This month’s featured Hip Hapa Homee may shock you by his frank opinions on Asian, and in particular Japanese, women. Some have called it SEX-PLOITATION, but until you’ve read his book (Black Passenger Yellow Cabs), perhaps you shouldn’t—ahem--judge it by its cover. Anyway, let’s let author Stefhen Bryan tell it:
Q: Stefhen, what’s your ethnic background?
A: I'm from Jamaica. As you may or may not know, Jamaica is an island mostly of descendants of African slaves. Hence, I am a Jamaican Negro.
Q: What was it like growing up there?
A: 95% of the population in Jamaica is of Negro African descent. The other 5% is South Asian (Indian), East Asian (Chinese), European and Middle Eastern (Syrian) descent. Though the Chinese were a small minority, they owned all the shops and haberdasheries. So, yellow Asians became my economic role model from early childhood; and, I decided from then that my wife would be yellow, too.
Q: What was your impetus for moving to Japan and when did you go?
A: I figured if I liked "rice", I should be in a rice field. Why be in a potato patch when I like rice? So, I moved to Japan from California on Wednesday April 18, 2001.
Q: What motivated you to write Black Passenger Yellow Cabs: Of Exile and Excess in Japan?
A: As an ALT (Assistant Language Teacher), I had tons of time on my hands and I wanted to write about this amazingly novel experience I was having in my newfound home.
Q: What's it like for you living in Japan now, compared to a dozen years ago? Is there more or less acceptance of gaijin (foreign people)?
A: When I first arrived, there were only 1 million foreigners and not many people spoke English. Now, there are about 2.5 million foreigners and more people speaking English. I still get stares, but not as much as I did a decade ago.
Q: Being married to a Japanese woman, you must have some thoughts about how interracial couples fare in Japan. Can you share?
A: I think interracial couples and children in Japan experience far less stress than they did 10 years ago.

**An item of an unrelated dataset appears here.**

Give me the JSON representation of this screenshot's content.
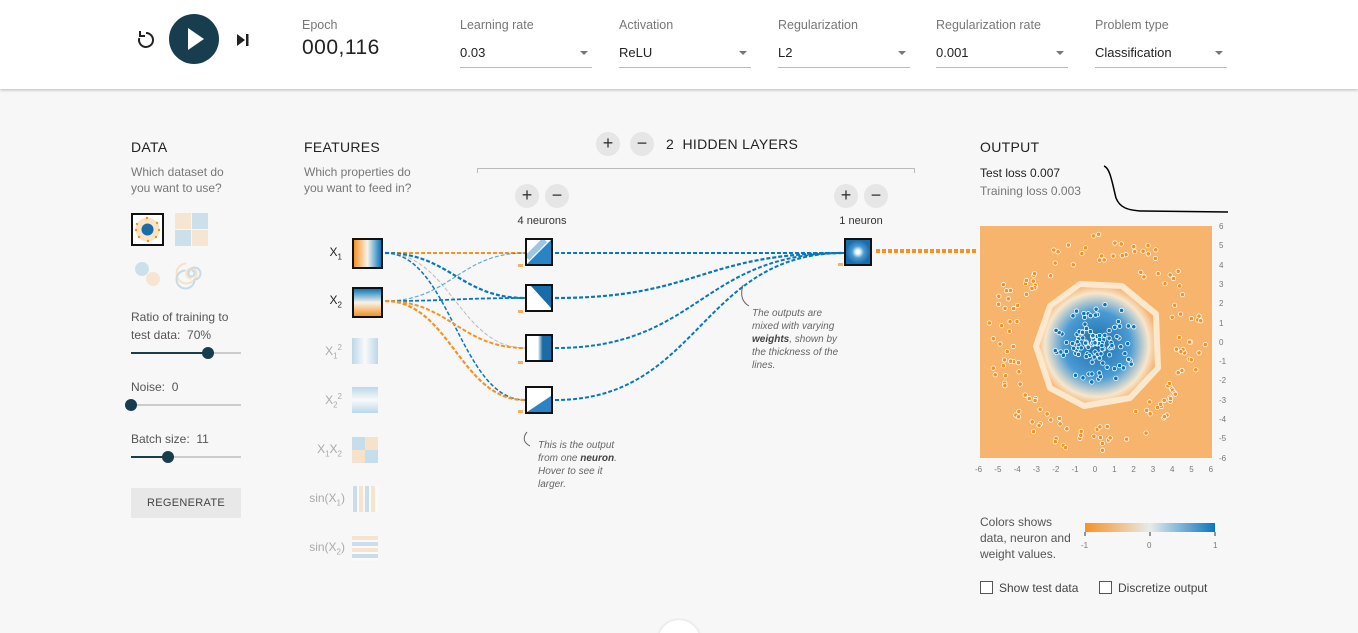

It’s not perfect, but I think in many cases the kids are glorified as kakkoii (good looking, cool).
Q: What are some mixed-race, interracial and cross-cultural projects you're working on now?
A: Actually, my wife and I are currently temporarily in the U.S., as she was accepted to a graduate law program at the University of Southern California a few years ago, and I embarked on a book tour. Since being in the U.S., I've written a second book, Only Begotten, and a solo play, Doodu Boy, which is partly based on Black Passenger Yellow Cabs. Doodu Boy debuted in Los Angeles on August 23, and is being translated to Japanese for me to perform when I get back home to Japan next spring.
Here are the links to my new book and the solo play fan page on Facebook.
Domo arrigatou gozaimasu, Stefhen. Hey, Hip Hapa Homeez, drop us a line if you’d like to be featured here on Watermelon Sushi World. And, please check out the links below.
Ja, mata ne?
Your Hip Hapa,
Mahalo Hapa*Teez fans (left to right): Cassie, Teri, Robert, Ejiro, Carol, Eva and Julia.